DR. STEPHEN W. SILLIMAN, University of Massachusetts, Boston, Massachusetts, received funding in May 2004 to aid research on 'Through Centuries of Colonialism: Native American Reservation Communities in Southern New England.' Wenner-Gren funds were used to undertake archaeological research on the Eastern Pequot's historic reservation in southern New England (U.S.) in collaboration with the contemporary indigenous community. The express purpose of this project, the first ever on this 225-acre area held by the Eastern Pequot community since A.D.1683, was to begin studying material culture, food remains, architecture, and landscape to obtain information on the ways that Native Americans struggled with colonialism and maintained community on the reservation. Field research and subsequent laboratory analysis in 2004-2005 helped locate, excavate, and study portions of households and associated landscapes dating between A.D.1760 and 1840. Accessing almost a century of reservation life has revealed the creative ways that Native Americans used consumer material goods such as pottery, clay pipes, and metal utensils; lived in framed wooden houses with glass-paned windows; bought, grew, or at least ate livestock, fish, wild game, and shellfish; and developed a distinctive farming and social landscape. Eastern Pequot individuals incorporated certain items and practices into their everyday life as a method of coping with harsh economic conditions, a small land base, and persistent attacks on their culture. They also used these same aspects to create or maintain community.

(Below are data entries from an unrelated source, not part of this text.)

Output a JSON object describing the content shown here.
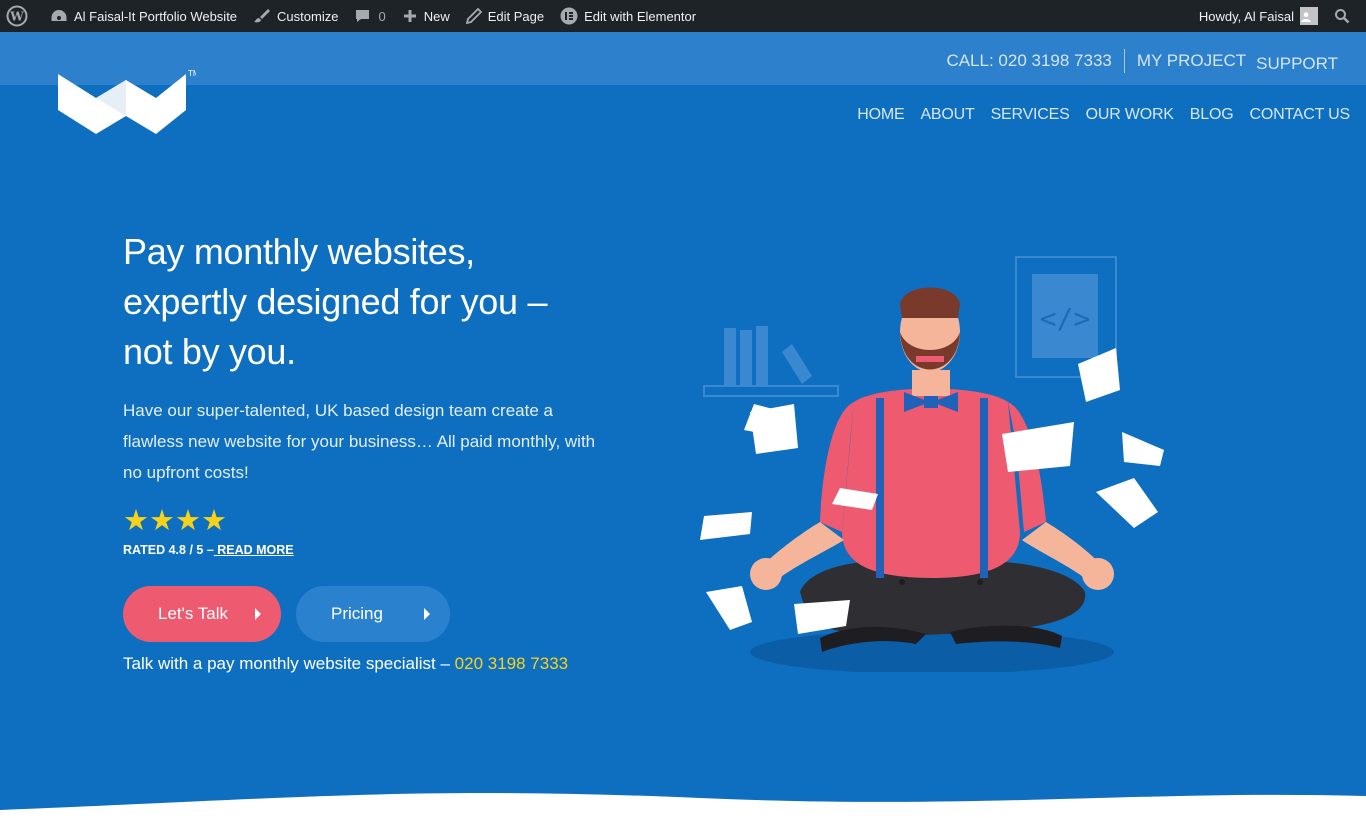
{
  "adminbar": {
    "site_name": "Al Faisal-It Portfolio Website",
    "customize": "Customize",
    "comments_count": "0",
    "new": "New",
    "edit_page": "Edit Page",
    "edit_elementor": "Edit with Elementor",
    "howdy": "Howdy, Al Faisal"
  },
  "topbar": {
    "call": "CALL: 020 3198 7333",
    "my_project": "MY PROJECT",
    "support": "SUPPORT"
  },
  "nav": {
    "items": [
      "HOME",
      "ABOUT",
      "SERVICES",
      "OUR WORK",
      "BLOG",
      "CONTACT US"
    ]
  },
  "hero": {
    "headline": [
      "Pay monthly websites,",
      "expertly designed for you –",
      "not by you."
    ],
    "lead": [
      "Have our super-talented, UK based design team create a",
      "flawless new website for your business… All paid monthly, with",
      "no upfront costs!"
    ],
    "stars": 4,
    "rating_text": "RATED 4.8 / 5 –",
    "read_more": " READ MORE",
    "btn_talk": "Let's Talk",
    "btn_pricing": "Pricing",
    "talk_text": "Talk with a pay monthly website specialist –",
    "talk_phone": " 020 3198 7333"
  },
  "colors": {
    "hero_bg": "#0e6fc0",
    "topbar_bg": "#2c80cc",
    "cta_primary": "#ee5a6f",
    "cta_secondary": "#2a82cf",
    "accent_yellow": "#f7d21b",
    "adminbar_bg": "#1d2327"
  }
}
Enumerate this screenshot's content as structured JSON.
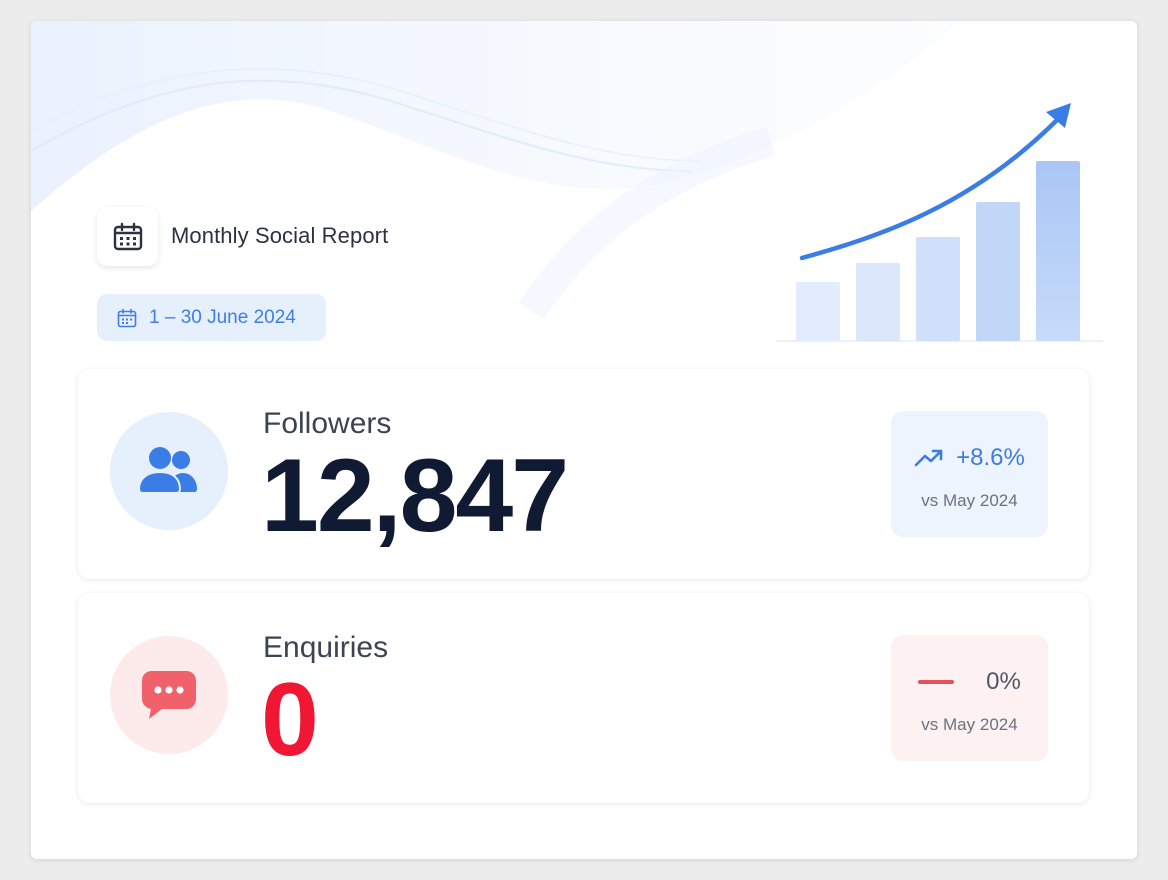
{
  "header": {
    "title": "Monthly Social Report",
    "date_range": "1 – 30 June 2024"
  },
  "metrics": [
    {
      "label": "Followers",
      "value": "12,847",
      "change": "+8.6%",
      "trend": "up",
      "comparison": "vs May 2024",
      "icon": "users-icon"
    },
    {
      "label": "Enquiries",
      "value": "0",
      "change": "0%",
      "trend": "flat",
      "comparison": "vs May 2024",
      "icon": "chat-bubble-icon"
    }
  ],
  "colors": {
    "accent_blue": "#3b7de6",
    "accent_red": "#ef1734",
    "text_dark": "#101a33"
  }
}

Silliman, Stephen W. 2009. Change and Continuity, Practice and Memory: Native American Persistence in Colonial New England. American Antiquity 74(2):211-230.